* Exercise goal *
Scan the data for "снегом" and copy each matching line.

Dataset rows for apps and sites
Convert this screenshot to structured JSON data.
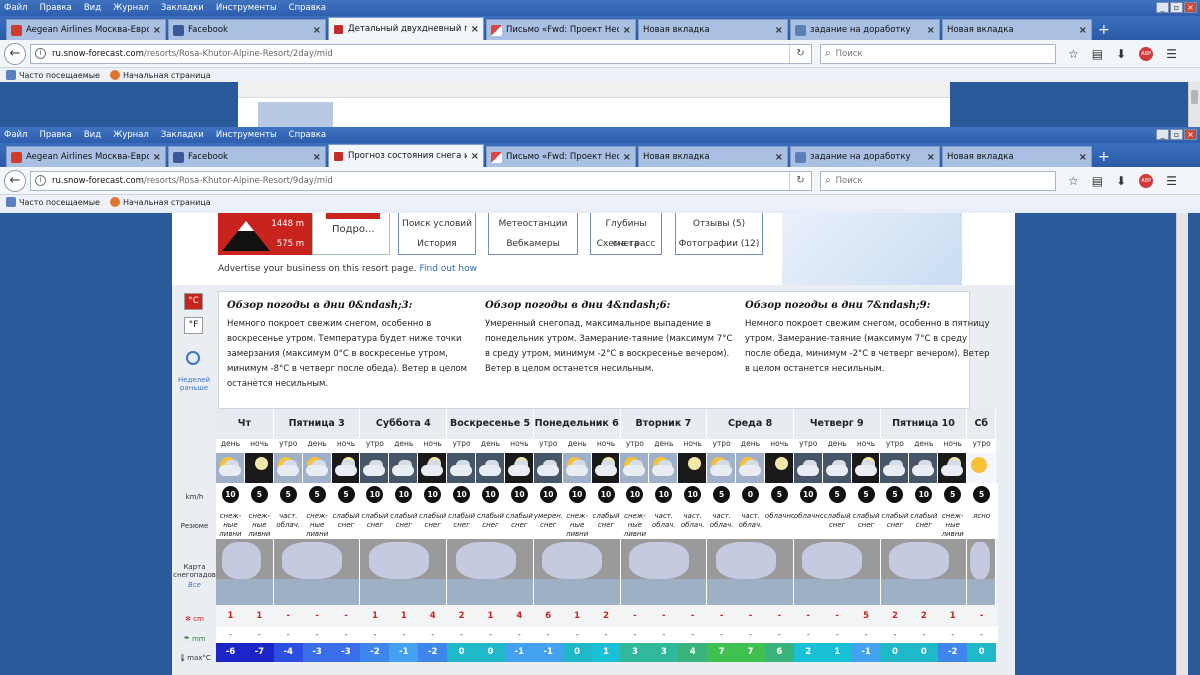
{
  "menu": [
    "Файл",
    "Правка",
    "Вид",
    "Журнал",
    "Закладки",
    "Инструменты",
    "Справка"
  ],
  "win1": {
    "tabs": [
      {
        "label": "Aegean Airlines Москва-Евро...",
        "icon": "r"
      },
      {
        "label": "Facebook",
        "icon": "fb"
      },
      {
        "label": "Детальный двухдневный п...",
        "icon": "sf",
        "active": true
      },
      {
        "label": "Письмо «Fwd: Проект Неста...",
        "icon": "gm"
      },
      {
        "label": "Новая вкладка",
        "icon": ""
      },
      {
        "label": "задание на доработку",
        "icon": "doc"
      },
      {
        "label": "Новая вкладка",
        "icon": ""
      }
    ],
    "url_host": "ru.snow-forecast.com",
    "url_path": "/resorts/Rosa-Khutor-Alpine-Resort/2day/mid"
  },
  "win2": {
    "tabs": [
      {
        "label": "Aegean Airlines Москва-Евро...",
        "icon": "r"
      },
      {
        "label": "Facebook",
        "icon": "fb"
      },
      {
        "label": "Прогноз состояния снега и ...",
        "icon": "sf",
        "active": true
      },
      {
        "label": "Письмо «Fwd: Проект Неста...",
        "icon": "gm"
      },
      {
        "label": "Новая вкладка",
        "icon": ""
      },
      {
        "label": "задание на доработку",
        "icon": "doc"
      },
      {
        "label": "Новая вкладка",
        "icon": ""
      }
    ],
    "url_host": "ru.snow-forecast.com",
    "url_path": "/resorts/Rosa-Khutor-Alpine-Resort/9day/mid"
  },
  "search_placeholder": "Поиск",
  "bookmarks": [
    "Часто посещаемые",
    "Начальная страница"
  ],
  "resort": {
    "alt_top": "1448 m",
    "alt_bottom": "575 m",
    "podro": "Подро..."
  },
  "links": [
    {
      "top": "Поиск условий",
      "bottom": "История"
    },
    {
      "top": "Метеостанции",
      "bottom": "Вебкамеры"
    },
    {
      "top": "Глубины снега",
      "bottom": "Схема трасс"
    },
    {
      "top": "Отзывы (5)",
      "bottom": "Фотографии (12)"
    }
  ],
  "advertise": {
    "text": "Advertise your business on this resort page.",
    "link": "Find out how"
  },
  "units": {
    "c": "°C",
    "f": "°F"
  },
  "earlier": "Неделей раньше",
  "row_labels": {
    "wind": "km/h",
    "summary": "Резюме",
    "map": "Карта снегопадов",
    "map_all": "Все",
    "snow": "cm",
    "rain": "mm",
    "temp": "max°C"
  },
  "summaries": [
    {
      "title": "Обзор погоды в дни 0&ndash;3:",
      "text": "Немного покроет свежим снегом, особенно в воскресенье утром. Температура будет ниже точки замерзания (максимум 0°C в воскресенье утром, минимум -8°C в четверг после обеда). Ветер в целом останется несильным."
    },
    {
      "title": "Обзор погоды в дни 4&ndash;6:",
      "text": "Умеренный снегопад, максимальное выпадение в понедельник утром. Замерание-таяние (максимум 7°C в среду утром, минимум -2°C в воскресенье вечером). Ветер в целом останется несильным."
    },
    {
      "title": "Обзор погоды в дни 7&ndash;9:",
      "text": "Немного покроет свежим снегом, особенно в пятницу утром. Замерание-таяние (максимум 7°C в среду после обеда, минимум -2°C в четверг вечером). Ветер в целом останется несильным."
    }
  ],
  "days": [
    {
      "name": "Чт",
      "slots": [
        "день",
        "ночь"
      ]
    },
    {
      "name": "Пятница 3",
      "slots": [
        "утро",
        "день",
        "ночь"
      ]
    },
    {
      "name": "Суббота 4",
      "slots": [
        "утро",
        "день",
        "ночь"
      ]
    },
    {
      "name": "Воскресенье 5",
      "slots": [
        "утро",
        "день",
        "ночь"
      ]
    },
    {
      "name": "Понедельник 6",
      "slots": [
        "утро",
        "день",
        "ночь"
      ]
    },
    {
      "name": "Вторник 7",
      "slots": [
        "утро",
        "день",
        "ночь"
      ]
    },
    {
      "name": "Среда 8",
      "slots": [
        "утро",
        "день",
        "ночь"
      ]
    },
    {
      "name": "Четверг 9",
      "slots": [
        "утро",
        "день",
        "ночь"
      ]
    },
    {
      "name": "Пятница 10",
      "slots": [
        "утро",
        "день",
        "ночь"
      ]
    },
    {
      "name": "Сб",
      "slots": [
        "утро"
      ]
    }
  ],
  "icons": [
    "sun-cloud",
    "moon",
    "sun-cloud",
    "sun-cloud",
    "night-cloud",
    "cloud",
    "cloud",
    "night-cloud",
    "cloud",
    "cloud",
    "night-cloud",
    "cloud",
    "sun-cloud",
    "night-cloud",
    "sun-cloud",
    "sun-cloud",
    "moon",
    "sun-cloud",
    "sun-cloud",
    "moon",
    "cloud",
    "cloud",
    "night-cloud",
    "cloud",
    "cloud",
    "night-cloud",
    "sun"
  ],
  "wind": [
    "10",
    "5",
    "5",
    "5",
    "5",
    "10",
    "10",
    "10",
    "10",
    "10",
    "10",
    "10",
    "10",
    "10",
    "10",
    "10",
    "10",
    "5",
    "0",
    "5",
    "10",
    "5",
    "5",
    "5",
    "10",
    "5",
    "5"
  ],
  "desc": [
    "снеж-ные ливни",
    "снеж-ные ливни",
    "част. облач.",
    "снеж-ные ливни",
    "слабый снег",
    "слабый снег",
    "слабый снег",
    "слабый снег",
    "слабый снег",
    "слабый снег",
    "слабый снег",
    "умерен. снег",
    "снеж-ные ливни",
    "слабый снег",
    "снеж-ные ливни",
    "част. облач.",
    "част. облач.",
    "част. облач.",
    "част. облач.",
    "облачно",
    "облачно",
    "слабый снег",
    "слабый снег",
    "слабый снег",
    "слабый снег",
    "снеж-ные ливни",
    "ясно"
  ],
  "snow": [
    "1",
    "1",
    "-",
    "-",
    "-",
    "1",
    "1",
    "4",
    "2",
    "1",
    "4",
    "6",
    "1",
    "2",
    "-",
    "-",
    "-",
    "-",
    "-",
    "-",
    "-",
    "-",
    "5",
    "2",
    "2",
    "1",
    "-"
  ],
  "rain": [
    "-",
    "-",
    "-",
    "-",
    "-",
    "-",
    "-",
    "-",
    "-",
    "-",
    "-",
    "-",
    "-",
    "-",
    "-",
    "-",
    "-",
    "-",
    "-",
    "-",
    "-",
    "-",
    "-",
    "-",
    "-",
    "-",
    "-"
  ],
  "temp": [
    "-6",
    "-7",
    "-4",
    "-3",
    "-3",
    "-2",
    "-1",
    "-2",
    "0",
    "0",
    "-1",
    "-1",
    "0",
    "1",
    "3",
    "3",
    "4",
    "7",
    "7",
    "6",
    "2",
    "1",
    "-1",
    "0",
    "0",
    "-2",
    "0"
  ],
  "temp_colors": [
    "#1c25c8",
    "#1c25c8",
    "#2b4fe3",
    "#3a6de8",
    "#3a6de8",
    "#3e86ec",
    "#44a1ef",
    "#3e86ec",
    "#1eb8c9",
    "#1eb8c9",
    "#44a1ef",
    "#44a1ef",
    "#1eb8c9",
    "#19c0d6",
    "#2fb89a",
    "#2fb89a",
    "#3ab27c",
    "#40c050",
    "#40c050",
    "#3ab27c",
    "#19c0d6",
    "#19c0d6",
    "#44a1ef",
    "#1eb8c9",
    "#1eb8c9",
    "#3e86ec",
    "#1eb8c9"
  ]
}
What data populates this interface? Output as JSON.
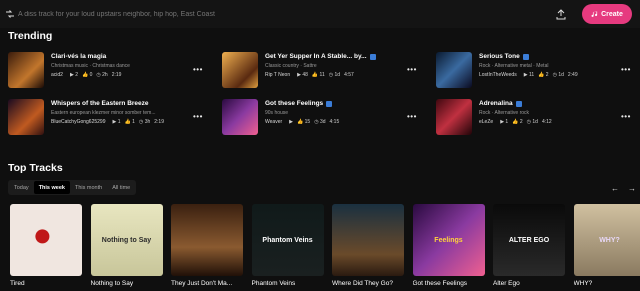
{
  "prompt": {
    "placeholder": "A diss track for your loud upstairs neighbor, hip hop, East Coast",
    "create_label": "Create"
  },
  "trending": {
    "title": "Trending",
    "items": [
      {
        "title": "Clari-vés la magia",
        "genre": "Christmas music · Christmas dance",
        "artist": "acid2",
        "plays": "2",
        "likes": "0",
        "age": "2h",
        "duration": "2:19",
        "badge": "",
        "accent": "#c2762c"
      },
      {
        "title": "Get Yer Supper In A Stable... by...",
        "genre": "Classic country · Sattre",
        "artist": "Rip T Neon",
        "plays": "48",
        "likes": "11",
        "age": "1d",
        "duration": "4:57",
        "badge": "square",
        "accent": "#e0a040"
      },
      {
        "title": "Serious Tone",
        "genre": "Rock · Alternative metal · Metal",
        "artist": "LostInTheWeeds",
        "plays": "11",
        "likes": "2",
        "age": "1d",
        "duration": "2:49",
        "badge": "square",
        "accent": "#3a6aa0"
      },
      {
        "title": "Whispers of the Eastern Breeze",
        "genre": "Eastern european klezmer minor somber tem...",
        "artist": "BlueCatchyGong625299",
        "plays": "1",
        "likes": "1",
        "age": "3h",
        "duration": "2:19",
        "badge": "",
        "accent": "#c05a20"
      },
      {
        "title": "Got these Feelings",
        "genre": "90s house",
        "artist": "Weaver",
        "plays": "",
        "likes": "15",
        "age": "3d",
        "duration": "4:15",
        "badge": "note",
        "accent": "#8a3aa0"
      },
      {
        "title": "Adrenalina",
        "genre": "Rock · Alternative rock",
        "artist": "eLeZe",
        "plays": "1",
        "likes": "2",
        "age": "1d",
        "duration": "4:12",
        "badge": "note",
        "accent": "#c03040"
      }
    ]
  },
  "top_tracks": {
    "title": "Top Tracks",
    "tabs": [
      "Today",
      "This week",
      "This month",
      "All time"
    ],
    "active_tab": "This week",
    "items": [
      {
        "name": "Tired"
      },
      {
        "name": "Nothing to Say",
        "art_text": "Nothing to Say"
      },
      {
        "name": "They Just Don't Ma..."
      },
      {
        "name": "Phantom Veins",
        "art_text": "Phantom Veins"
      },
      {
        "name": "Where Did They Go?"
      },
      {
        "name": "Got these Feelings",
        "art_text": "Feelings"
      },
      {
        "name": "Alter Ego",
        "art_text": "ALTER EGO"
      },
      {
        "name": "WHY?",
        "art_text": "WHY?"
      }
    ]
  },
  "colors": {
    "accent": "#e63a7f",
    "badge_blue": "#3b7dd8"
  }
}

* Task result *
      "text": "Немного покроет свежим снегом, особенно в воскресенье утром. Температура будет ниже точки замерзания (максимум 0°C в воскресенье утром, минимум -8°C в четверг после обеда). Ветер в целом останется несильным."
      "text": "Немного покроет свежим снегом, особенно в пятницу утром. Замерание-таяние (максимум 7°C в среду после обеда, минимум -2°C в четверг вечером). Ветер в целом останется несильным."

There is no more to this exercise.